→ EXERCISE REQUIREMENTS:
Without altering a single character, set down all of the data below.
*-*-*
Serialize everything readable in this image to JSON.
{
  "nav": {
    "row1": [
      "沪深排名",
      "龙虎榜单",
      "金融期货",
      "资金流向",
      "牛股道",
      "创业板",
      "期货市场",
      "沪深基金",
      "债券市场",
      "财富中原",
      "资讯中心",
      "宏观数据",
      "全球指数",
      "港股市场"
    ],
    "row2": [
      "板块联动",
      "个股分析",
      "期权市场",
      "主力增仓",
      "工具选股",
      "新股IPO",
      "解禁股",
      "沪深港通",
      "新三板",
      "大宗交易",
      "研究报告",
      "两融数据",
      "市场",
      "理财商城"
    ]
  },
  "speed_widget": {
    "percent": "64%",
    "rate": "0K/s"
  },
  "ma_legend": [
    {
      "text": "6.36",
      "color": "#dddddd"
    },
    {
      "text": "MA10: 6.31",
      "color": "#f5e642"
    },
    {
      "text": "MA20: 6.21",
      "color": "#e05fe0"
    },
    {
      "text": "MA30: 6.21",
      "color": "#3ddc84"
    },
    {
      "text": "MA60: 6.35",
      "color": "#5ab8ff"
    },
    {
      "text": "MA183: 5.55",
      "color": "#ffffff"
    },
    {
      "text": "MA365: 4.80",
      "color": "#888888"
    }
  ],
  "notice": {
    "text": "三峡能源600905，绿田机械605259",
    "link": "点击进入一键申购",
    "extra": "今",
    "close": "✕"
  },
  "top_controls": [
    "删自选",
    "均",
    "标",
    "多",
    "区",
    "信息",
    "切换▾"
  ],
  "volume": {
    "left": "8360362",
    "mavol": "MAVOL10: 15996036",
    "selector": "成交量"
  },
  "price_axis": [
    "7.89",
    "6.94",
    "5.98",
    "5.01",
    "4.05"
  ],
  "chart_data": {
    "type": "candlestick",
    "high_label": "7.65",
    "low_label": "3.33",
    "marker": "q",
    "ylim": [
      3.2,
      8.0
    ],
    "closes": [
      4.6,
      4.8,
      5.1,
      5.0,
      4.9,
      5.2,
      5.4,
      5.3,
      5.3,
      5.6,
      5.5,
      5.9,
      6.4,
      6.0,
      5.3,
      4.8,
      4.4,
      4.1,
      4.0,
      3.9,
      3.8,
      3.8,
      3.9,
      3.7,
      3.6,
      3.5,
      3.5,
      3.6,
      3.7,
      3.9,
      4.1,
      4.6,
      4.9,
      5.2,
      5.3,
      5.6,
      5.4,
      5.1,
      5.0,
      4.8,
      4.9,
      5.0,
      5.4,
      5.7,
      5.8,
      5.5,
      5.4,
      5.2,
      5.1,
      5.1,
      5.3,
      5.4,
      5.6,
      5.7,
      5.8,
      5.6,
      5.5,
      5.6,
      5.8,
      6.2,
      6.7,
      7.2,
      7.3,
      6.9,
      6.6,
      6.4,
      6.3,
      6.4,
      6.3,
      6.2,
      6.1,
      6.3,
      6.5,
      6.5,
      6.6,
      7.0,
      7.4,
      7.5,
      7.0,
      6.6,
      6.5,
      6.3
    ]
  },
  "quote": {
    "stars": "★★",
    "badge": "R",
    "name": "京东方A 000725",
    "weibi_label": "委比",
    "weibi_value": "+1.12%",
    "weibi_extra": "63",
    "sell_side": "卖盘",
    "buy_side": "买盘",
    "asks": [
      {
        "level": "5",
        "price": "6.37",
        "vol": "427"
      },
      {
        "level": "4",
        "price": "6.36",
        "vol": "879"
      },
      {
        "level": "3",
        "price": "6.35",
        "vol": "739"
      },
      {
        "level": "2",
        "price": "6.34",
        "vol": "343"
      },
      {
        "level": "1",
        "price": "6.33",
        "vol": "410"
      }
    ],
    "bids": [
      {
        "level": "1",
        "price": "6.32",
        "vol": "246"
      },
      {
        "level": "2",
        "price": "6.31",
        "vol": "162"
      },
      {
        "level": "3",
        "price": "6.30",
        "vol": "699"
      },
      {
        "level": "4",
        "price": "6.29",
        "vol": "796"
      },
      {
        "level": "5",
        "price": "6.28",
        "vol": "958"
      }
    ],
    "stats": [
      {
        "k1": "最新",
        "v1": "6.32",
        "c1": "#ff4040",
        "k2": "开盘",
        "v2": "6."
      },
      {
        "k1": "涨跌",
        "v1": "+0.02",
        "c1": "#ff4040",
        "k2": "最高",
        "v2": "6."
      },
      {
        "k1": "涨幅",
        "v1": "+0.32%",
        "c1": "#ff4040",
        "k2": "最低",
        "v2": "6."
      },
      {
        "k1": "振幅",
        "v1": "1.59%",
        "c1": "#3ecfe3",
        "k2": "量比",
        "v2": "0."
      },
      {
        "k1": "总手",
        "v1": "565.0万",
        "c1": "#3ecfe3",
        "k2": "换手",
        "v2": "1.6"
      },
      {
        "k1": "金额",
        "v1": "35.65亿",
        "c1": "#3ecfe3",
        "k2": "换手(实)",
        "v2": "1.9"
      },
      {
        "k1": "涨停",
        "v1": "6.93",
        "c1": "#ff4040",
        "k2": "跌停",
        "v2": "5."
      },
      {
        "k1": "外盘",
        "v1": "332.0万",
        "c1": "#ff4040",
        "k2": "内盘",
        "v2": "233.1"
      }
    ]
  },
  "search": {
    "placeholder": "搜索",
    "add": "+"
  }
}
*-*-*
→ RESPONSE AREA:
Serialize everything readable in this image to JSON.
{
  "nav": {
    "row1": [
      "沪深排名",
      "龙虎榜单",
      "金融期货",
      "资金流向",
      "牛股道",
      "创业板",
      "期货市场",
      "沪深基金",
      "债券市场",
      "财富中原",
      "资讯中心",
      "宏观数据",
      "全球指数",
      "港股市场"
    ],
    "row2": [
      "板块联动",
      "个股分析",
      "期权市场",
      "主力增仓",
      "工具选股",
      "新股IPO",
      "解禁股",
      "沪深港通",
      "新三板",
      "大宗交易",
      "研究报告",
      "两融数据",
      "市场",
      "理财商城"
    ]
  },
  "speed_widget": {
    "percent": "64%",
    "rate": "0K/s"
  },
  "ma_legend": [
    {
      "text": "6.36",
      "color": "#dddddd"
    },
    {
      "text": "MA10: 6.31",
      "color": "#f5e642"
    },
    {
      "text": "MA20: 6.21",
      "color": "#e05fe0"
    },
    {
      "text": "MA30: 6.21",
      "color": "#3ddc84"
    },
    {
      "text": "MA60: 6.35",
      "color": "#5ab8ff"
    },
    {
      "text": "MA183: 5.55",
      "color": "#ffffff"
    },
    {
      "text": "MA365: 4.80",
      "color": "#888888"
    }
  ],
  "notice": {
    "text": "三峡能源600905，绿田机械605259",
    "link": "点击进入一键申购",
    "extra": "今",
    "close": "✕"
  },
  "top_controls": [
    "删自选",
    "均",
    "标",
    "多",
    "区",
    "信息",
    "切换▾"
  ],
  "volume": {
    "left": "8360362",
    "mavol": "MAVOL10: 15996036",
    "selector": "成交量"
  },
  "price_axis": [
    "7.89",
    "6.94",
    "5.98",
    "5.01",
    "4.05"
  ],
  "chart_data": {
    "type": "candlestick",
    "high_label": "7.65",
    "low_label": "3.33",
    "marker": "q",
    "ylim": [
      3.2,
      8.0
    ],
    "closes": [
      4.6,
      4.8,
      5.1,
      5.0,
      4.9,
      5.2,
      5.4,
      5.3,
      5.3,
      5.6,
      5.5,
      5.9,
      6.4,
      6.0,
      5.3,
      4.8,
      4.4,
      4.1,
      4.0,
      3.9,
      3.8,
      3.8,
      3.9,
      3.7,
      3.6,
      3.5,
      3.5,
      3.6,
      3.7,
      3.9,
      4.1,
      4.6,
      4.9,
      5.2,
      5.3,
      5.6,
      5.4,
      5.1,
      5.0,
      4.8,
      4.9,
      5.0,
      5.4,
      5.7,
      5.8,
      5.5,
      5.4,
      5.2,
      5.1,
      5.1,
      5.3,
      5.4,
      5.6,
      5.7,
      5.8,
      5.6,
      5.5,
      5.6,
      5.8,
      6.2,
      6.7,
      7.2,
      7.3,
      6.9,
      6.6,
      6.4,
      6.3,
      6.4,
      6.3,
      6.2,
      6.1,
      6.3,
      6.5,
      6.5,
      6.6,
      7.0,
      7.4,
      7.5,
      7.0,
      6.6,
      6.5,
      6.3
    ]
  },
  "quote": {
    "stars": "★★",
    "badge": "R",
    "name": "京东方A 000725",
    "weibi_label": "委比",
    "weibi_value": "+1.12%",
    "weibi_extra": "63",
    "sell_side": "卖盘",
    "buy_side": "买盘",
    "asks": [
      {
        "level": "5",
        "price": "6.37",
        "vol": "427"
      },
      {
        "level": "4",
        "price": "6.36",
        "vol": "879"
      },
      {
        "level": "3",
        "price": "6.35",
        "vol": "739"
      },
      {
        "level": "2",
        "price": "6.34",
        "vol": "343"
      },
      {
        "level": "1",
        "price": "6.33",
        "vol": "410"
      }
    ],
    "bids": [
      {
        "level": "1",
        "price": "6.32",
        "vol": "246"
      },
      {
        "level": "2",
        "price": "6.31",
        "vol": "162"
      },
      {
        "level": "3",
        "price": "6.30",
        "vol": "699"
      },
      {
        "level": "4",
        "price": "6.29",
        "vol": "796"
      },
      {
        "level": "5",
        "price": "6.28",
        "vol": "958"
      }
    ],
    "stats": [
      {
        "k1": "最新",
        "v1": "6.32",
        "c1": "#ff4040",
        "k2": "开盘",
        "v2": "6."
      },
      {
        "k1": "涨跌",
        "v1": "+0.02",
        "c1": "#ff4040",
        "k2": "最高",
        "v2": "6."
      },
      {
        "k1": "涨幅",
        "v1": "+0.32%",
        "c1": "#ff4040",
        "k2": "最低",
        "v2": "6."
      },
      {
        "k1": "振幅",
        "v1": "1.59%",
        "c1": "#3ecfe3",
        "k2": "量比",
        "v2": "0."
      },
      {
        "k1": "总手",
        "v1": "565.0万",
        "c1": "#3ecfe3",
        "k2": "换手",
        "v2": "1.6"
      },
      {
        "k1": "金额",
        "v1": "35.65亿",
        "c1": "#3ecfe3",
        "k2": "换手(实)",
        "v2": "1.9"
      },
      {
        "k1": "涨停",
        "v1": "6.93",
        "c1": "#ff4040",
        "k2": "跌停",
        "v2": "5."
      },
      {
        "k1": "外盘",
        "v1": "332.0万",
        "c1": "#ff4040",
        "k2": "内盘",
        "v2": "233.1"
      }
    ]
  },
  "search": {
    "placeholder": "搜索",
    "add": "+"
  }
}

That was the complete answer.